WASHINGTON – Today, Congressman Steve Cohen voted to pass H.R. 1644, the Save the Internet Act, a bill he cosponsored, to restore popular, bipartisan net neutrality protections for consumers and small businesses after the Trump Administration ended these vital protections in a brazen, partisan attack last year. The Save the Internet Act passed the House by a vote of 231-190.
On Tuesday, Secretary of Education Betsy DeVos went before a House appropriations subcommittee and, as she has in every previous year of the Trump presidency, requested a series of huge cuts to the Department of Education—$7 billion in total this time around, which is roughly 10 percent of the department’s budget. Among the proposals that DeVos made to that end was eliminating the entirety of the $17.6 million in federal spending dedicated to the Special Olympics.
I was pleased to read of President Randy Boyd’s announcement that the University of Tennessee will begin offering free tuition to meritorious, need-based students in 2020.
WASHINGTON – Congressman Steve Cohen (TN-09) announced today that the University of Tennessee Health Science Center will be receiving a $609,360 grant from the National Heart, Lung and Blood Institute to conduct vascular research.
Congressman Cohen made the following statement:
March 6, 2019 – Today, Congressman Steve Cohen joined Democrats to co-sponsor the bicameral Save the Internet Act, which restores popular, bipartisan net neutrality protections for consumers and small businesses, after the Trump Administration ended these vital protections in a brazen, partisan attack last year.
WASHINGTON – Today Congressman Steve Cohen (TN-09) joined his Congressional colleagues with the Bipartisan Historically Black Colleges and Universities (HBCU) Caucus and the Science, Technology, Engineering, Art, and Mathematics (STEAM) Caucus in welcoming the second annual HBCU STEAM Day of Action on Capitol Hill. This annual event brings together education and industry leaders and Members of Congress for a collective day of advocacy for our nation’s 102 HBCUs and their 300,000 students.
WASHINGTON – Congressman Steve Cohen (TN-09) announced today that the University of Tennessee Health Science Center will be receiving a $418,000 grant from the National Institute of Neurological Disorders and Stroke to conduct clinical research on neurological disorders. He made the following statement:

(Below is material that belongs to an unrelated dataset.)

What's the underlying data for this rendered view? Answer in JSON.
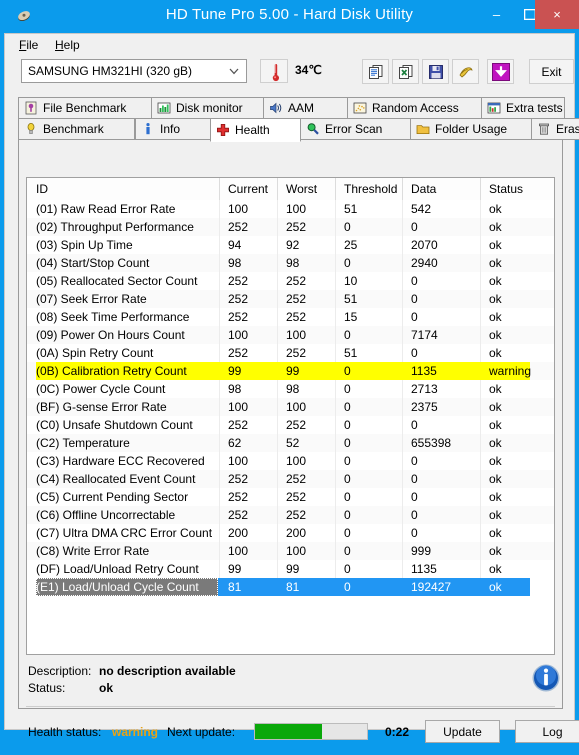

“This grant for clinical neurological research will keep the University of Tennessee’s highly regarded medical school at the cutting edge in this challenging field.”
WASHINGTON – Congressman Steve Cohen (TN-09) announced today that the National Science Foundation has awarded a $252,934 grant to the University of Memphis for a multidisciplinary program for undergraduates in the Physics and Material Sciences program. The grant underwrites a summer program in which students will be immersed in research-intensive activities.
Congressman Cohen made the following statement:
WASHINGTON – Congressman Steve Cohen (TN-09) noted the passing of former Vanderbilt University Vice Chancellor and Athletics Director David Williams II on Friday and made the following statement:
“David Williams did a great job as a Vice Chancellor and as Vanderbilt’s Athletics Director and his professionalism reflected well on the school. As an alumnus, I was sorry when he retired just last month and am even more so at his passing.”
WASHINGTON – Congressman Steve Cohen (TN-09) watched President Trump’s second State of the Union message to Congress on television at his office in the Rayburn House Office Building and released the following statement: